For decades, the stigma and shame associated with drug abuse did much to help keep the problem in check. The public thought that use of drugs among youth populations was simply a form of rebellion and that they could, and should, simply adopt good behavior and quit the drug abuse. However, science is proving that drug abuse isn’t simply a matter of someone being morally weak or lacking willpower. The chemical compositions in illicit drugs damage the nerve cells’ ability to process, send and receive communications. The chemicals trick the brain by imitating neurotransmitters (or chemical messengers) and by extreme stimulation of the brain’s reward circuit.
Marijuana and heroin are two examples of illicit drugs that have chemicals that mimic the brain’s natural neurotransmitters and fool the brain into sending corrupt messages. Meanwhile, cocaine and methamphetamine have compounds that lead nerve cells in the brain to disperse unusually large quantities of neurotransmitters that block the normal brain chemical cycle.
Almost every illicit drug overflows the reward system in the brain with a neurotransmitter called dopamine. This particular neurotransmitter is involved in regulating areas of the brain responsible for pleasurable feelings, emotion, motivation and movement.
Another neurotransmitter that can be negatively impacted by the cycle of drug abuse is glutamate. Glutamate also affects the reward center and the brain’s ability to learn. When drug abuse alters this cycle, it can lead to cognitive impairment. This can impact a person’s ability to make sound judgments and decisions, control their behavior and lose memory. When illicit drugs flood areas of the brain with neurotransmitters, the overstimulation results in euphoric responses that coax the person to repeat the drug abuse in order to maintain the pleasurable feelings. After a while, the over-stimulated reward system needs more and more neurotransmitters to cause a euphoric response, taking the person involved with drug abuse deeper into addiction. This is known as an increasing tolerance.
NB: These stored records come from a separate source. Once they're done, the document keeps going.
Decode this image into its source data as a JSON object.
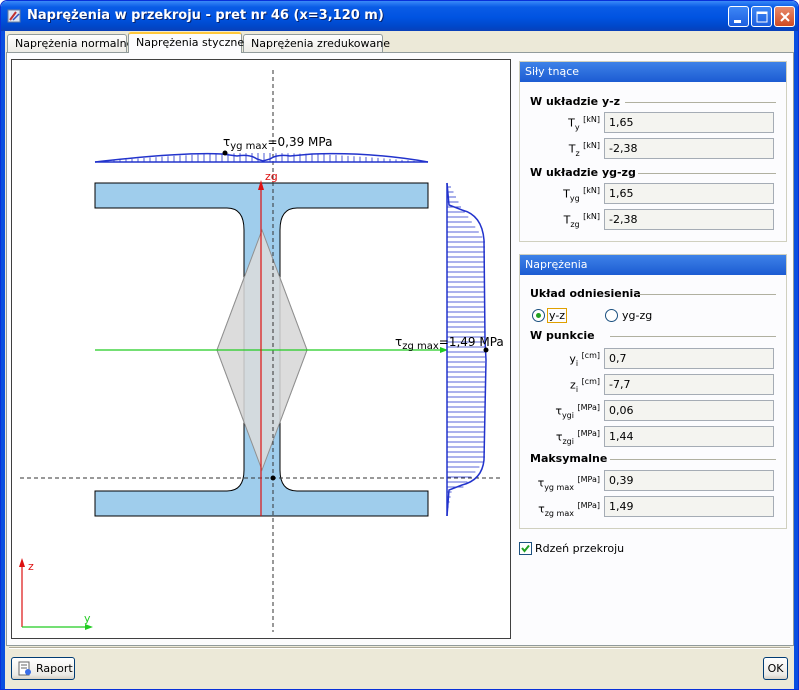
{
  "window": {
    "title": "Naprężenia w przekroju - pret nr 46 (x=3,120 m)"
  },
  "tabs": [
    {
      "label": "Naprężenia normalne",
      "active": false
    },
    {
      "label": "Naprężenia styczne",
      "active": true
    },
    {
      "label": "Naprężenia zredukowane",
      "active": false
    }
  ],
  "drawing": {
    "tau_yg_label": "τ",
    "tau_yg_sub": "yg max",
    "tau_yg_value": "=0,39 MPa",
    "tau_zg_label": "τ",
    "tau_zg_sub": "zg max",
    "tau_zg_value": "=1,49 MPa",
    "axis_zg": "zg",
    "axis_z": "z",
    "axis_y": "y"
  },
  "shear_forces": {
    "header": "Siły tnące",
    "section_yz": "W układzie y-z",
    "section_ygzg": "W układzie yg-zg",
    "Ty": {
      "sym": "T",
      "sub": "y",
      "unit": "[kN]",
      "value": "1,65"
    },
    "Tz": {
      "sym": "T",
      "sub": "z",
      "unit": "[kN]",
      "value": "-2,38"
    },
    "Tyg": {
      "sym": "T",
      "sub": "yg",
      "unit": "[kN]",
      "value": "1,65"
    },
    "Tzg": {
      "sym": "T",
      "sub": "zg",
      "unit": "[kN]",
      "value": "-2,38"
    }
  },
  "stresses": {
    "header": "Naprężenia",
    "reference": "Układ odniesienia",
    "radio_yz": "y-z",
    "radio_ygzg": "yg-zg",
    "at_point": "W punkcie",
    "yi": {
      "sym": "y",
      "sub": "i",
      "unit": "[cm]",
      "value": "0,7"
    },
    "zi": {
      "sym": "z",
      "sub": "i",
      "unit": "[cm]",
      "value": "-7,7"
    },
    "tygi": {
      "sym": "τ",
      "sub": "ygi",
      "unit": "[MPa]",
      "value": "0,06"
    },
    "tzgi": {
      "sym": "τ",
      "sub": "zgi",
      "unit": "[MPa]",
      "value": "1,44"
    },
    "maximal": "Maksymalne",
    "tygmax": {
      "sym": "τ",
      "sub": "yg max",
      "unit": "[MPa]",
      "value": "0,39"
    },
    "tzgmax": {
      "sym": "τ",
      "sub": "zg max",
      "unit": "[MPa]",
      "value": "1,49"
    }
  },
  "core_checkbox": "Rdzeń przekroju",
  "buttons": {
    "report": "Raport",
    "ok": "OK"
  },
  "colors": {
    "section_fill": "#9fcdec",
    "diagram": "#2233cc",
    "axis_red": "#dd1111",
    "axis_green": "#22cc22",
    "core_fill": "#dcdcdc"
  }
}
Reversing the grip of drug abuse
Help is available to reverse the reward-center problems caused by drug abuse. The therapeutic treatments developed as a result of the scientific findings of how drug abuse alters the brain and can help people who abuse drugs to overcome their addiction and get back to a normal and productive lifestyle.
Helping people get into treatment and end their addiction not only helps the user and their family regain a more normal lifestyle, it also helps reduce a major societal burden. If you consider the cost of healthcare, crime and lost productivity, drug abuse has a price tag of $181 billion for illegal drugs, $185 billion for alcohol and $168 billion for tobacco. These estimates don’t include the costs related to lost jobs, family divorce, poor school performance and violence in homes, including child abuse.
According to the NIDA, there isn’t a single factor alone that can precisely predict whether a student will develop an addiction to drugs. Age, development, environment and biology are all important factors that play a role in a person’s risk for drug abuse.
NIDA studies show that the best defense against the risk of drug abuse among children is prevention through family interaction, teachers, community programs and responsible media. When children grow up learning that drug use is harmful, they may be less likely to experiment with illicit drugs.
However, for those who do experiment with drugs and fall into the trap of drug abuse and addiction, early treatment is vital for the best possible chance for long-term recovery. Just as with chronic diseases such as obesity, diabetes, hypertension or heart disease, drug addiction is a chronic disease that can be successfully managed and treated with treatment options that are prescribed for the person’s unique needs.
Finding Help for Drug Abuse
For information and resources about treatment options for recovery from addiction, go to Recovery View Treatment Resources at www.recoveryview.com or call 877-900-7326.